What we’ve needed, and what we still need, are programs that create effective partnerships. Whether those collaborations are designed to study a pathogen’s drug-resistance, or to build knowledge bases about non-communicable diseases in Africa, we need to advance the essential idea that finding solutions through cooperation streamlines our way to improving global health.
Nonprofits such as BIO Ventures for Global Health exist to satisfy that need by leading initiatives such as WIPO Re:Search, which accelerates, through collaborative research agreements, the development of new drugs, vaccines, and diagnostics for NTDs as well as malaria and tuberculosis. Since 2011, BVGH has facilitated over 90 agreements between researchers to share compounds, compound libraries, knowledge, and know-how. With the aim of engaging biopharmaceutical companies in solving global health problems, BVGH works to build capacity, too, in regions where scientists need it the most. BVGH is partnering with AAPS to tap into the broad knowledge-base of its membership to bring AAPS webinars and ecourses to a select number of African universities and research institutions. Without partnerships like these that help us grow and make us more fundamentally efficient, we can’t match NTDs’ pace and reach.

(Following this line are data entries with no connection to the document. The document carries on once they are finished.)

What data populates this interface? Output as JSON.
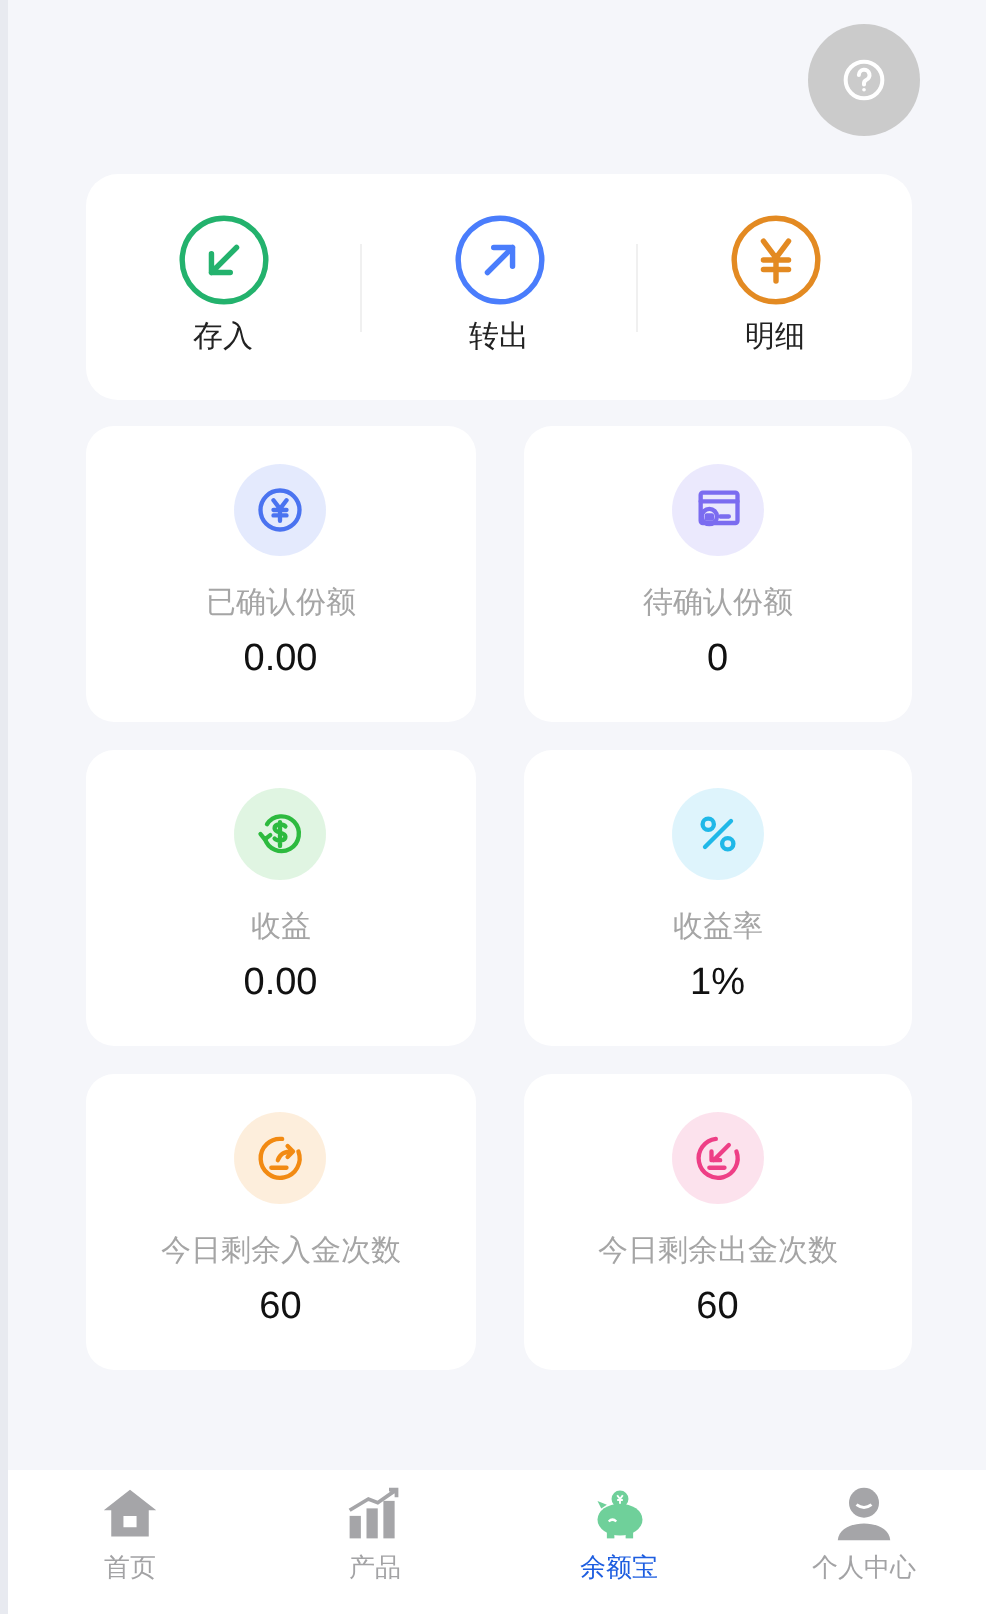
{
  "actions": [
    {
      "label": "存入",
      "kind": "deposit",
      "color": "#23b26d"
    },
    {
      "label": "转出",
      "kind": "transfer",
      "color": "#4a7dfc"
    },
    {
      "label": "明细",
      "kind": "yen",
      "color": "#e38a22"
    }
  ],
  "stats": [
    {
      "label": "已确认份额",
      "value": "0.00",
      "kind": "coin",
      "color": "#4a73f0"
    },
    {
      "label": "待确认份额",
      "value": "0",
      "kind": "card",
      "color": "#7b6cf0"
    },
    {
      "label": "收益",
      "value": "0.00",
      "kind": "income",
      "color": "#2dba3f"
    },
    {
      "label": "收益率",
      "value": "1%",
      "kind": "rate",
      "color": "#1fb8e8"
    },
    {
      "label": "今日剩余入金次数",
      "value": "60",
      "kind": "in",
      "color": "#f28a12"
    },
    {
      "label": "今日剩余出金次数",
      "value": "60",
      "kind": "out",
      "color": "#ee3f86"
    }
  ],
  "nav": [
    {
      "label": "首页",
      "kind": "home",
      "selected": false
    },
    {
      "label": "产品",
      "kind": "chart",
      "selected": false
    },
    {
      "label": "余额宝",
      "kind": "piggy",
      "selected": true
    },
    {
      "label": "个人中心",
      "kind": "person",
      "selected": false
    }
  ]
}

Learn more about the need for these global collaborations by attending the plenary session on Global Health: Tackling the Unmet Medical Needs at the 2015 AAPS Annual Meeting and Exposition. I hope to see you there.
This post was updated on August 21, 2015.